by Preston Cavignac, CPCU, CIC, CRM
There are a number of industries that require specific insurance knowledge to properly manage risk. Maritime and maritime-related industries are a few. Whether working near water, on a vessel, or in a related industry, specific laws may apply. Although there are many types of marine-related insurance products, the purpose of this blog is to review the United States Longshore and Harbor Workers’ Compensation Act (USL&H) to determine which businesses are subject to its law.

The United States Longshore and Harbor Workers’ Compensation Act is a federal act that was enforced in 1927. Its original intent was to compensate certain maritime workers, including most dock workers, ship builders, stevedoring operations and other maritime workers not otherwise covered by the Jones Act for injuries or deaths that occur on or near navigable water. However, juries have ruled that its requirements go beyond the standard maritime businesses. Now, non-related industries could potentially be subject to the act.

In order to determine whether a business is subject to USL&H law, we have to look at our operation and determine if it satisfies the “Situs” and “Status” requirements. The “Situs” test relates to the physical location where the accident occurred. The accident which caused the injury must take place on, near, or adjacent to navigable water.
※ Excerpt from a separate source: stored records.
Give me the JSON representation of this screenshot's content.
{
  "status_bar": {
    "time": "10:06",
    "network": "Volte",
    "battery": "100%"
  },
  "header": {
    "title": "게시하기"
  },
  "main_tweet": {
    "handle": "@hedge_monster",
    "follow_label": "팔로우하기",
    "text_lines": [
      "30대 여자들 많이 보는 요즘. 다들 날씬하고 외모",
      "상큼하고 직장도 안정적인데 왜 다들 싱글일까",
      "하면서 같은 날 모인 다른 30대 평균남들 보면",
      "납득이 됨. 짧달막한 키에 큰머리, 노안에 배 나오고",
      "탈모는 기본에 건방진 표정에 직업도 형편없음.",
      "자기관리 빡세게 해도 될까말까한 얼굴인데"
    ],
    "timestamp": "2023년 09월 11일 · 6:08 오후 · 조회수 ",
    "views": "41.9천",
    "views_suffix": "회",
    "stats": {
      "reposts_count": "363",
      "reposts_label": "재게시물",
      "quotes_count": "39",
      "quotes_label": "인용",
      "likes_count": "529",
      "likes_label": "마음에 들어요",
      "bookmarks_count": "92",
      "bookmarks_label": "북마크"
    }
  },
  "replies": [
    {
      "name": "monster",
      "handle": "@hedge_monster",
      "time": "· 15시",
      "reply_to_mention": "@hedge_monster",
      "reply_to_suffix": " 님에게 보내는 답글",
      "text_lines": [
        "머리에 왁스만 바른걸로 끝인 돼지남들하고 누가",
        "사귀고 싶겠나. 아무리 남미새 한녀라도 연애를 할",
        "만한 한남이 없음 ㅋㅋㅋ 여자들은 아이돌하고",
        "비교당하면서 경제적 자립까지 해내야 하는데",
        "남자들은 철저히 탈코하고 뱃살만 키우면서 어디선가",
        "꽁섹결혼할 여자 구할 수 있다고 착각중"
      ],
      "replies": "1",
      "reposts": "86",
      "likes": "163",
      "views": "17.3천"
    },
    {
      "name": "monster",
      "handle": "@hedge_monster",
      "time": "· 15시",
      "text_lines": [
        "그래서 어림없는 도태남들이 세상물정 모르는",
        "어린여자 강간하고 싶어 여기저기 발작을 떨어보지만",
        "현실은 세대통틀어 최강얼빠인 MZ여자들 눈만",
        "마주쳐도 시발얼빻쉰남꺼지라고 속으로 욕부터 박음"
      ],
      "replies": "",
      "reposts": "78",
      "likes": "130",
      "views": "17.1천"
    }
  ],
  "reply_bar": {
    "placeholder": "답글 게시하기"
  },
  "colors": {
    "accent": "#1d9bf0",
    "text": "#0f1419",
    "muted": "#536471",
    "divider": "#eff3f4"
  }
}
This includes injuries that occur on piers, wharfs, dry docks, terminals, building ways, marine railways, or any area adjoining the water or near the water that is used to load, unload, repair, or build a vessel. The “Status” test relates to the type of work that the injured worker was performing at the time of the accident. The injured employee must be considered a maritime employee that is not covered by the Jones Act or is not a government worker. The term “employee” means any person engaged in maritime employment (subject to a number of exclusions). The issue with the “Situs” test is that the words “near” and “adjacent” are not defined. The issue with the “Status” test is that the words “maritime employment” and “maritime employee” are not defined.

Navigating USL&H requirements is difficult. It is not always clear which businesses are subject to its law. As a general rule of thumb, if a business is working on or near navigable water, that business should contact an insurance broker and/or attorney to determine if they are required to maintain USL&H coverage.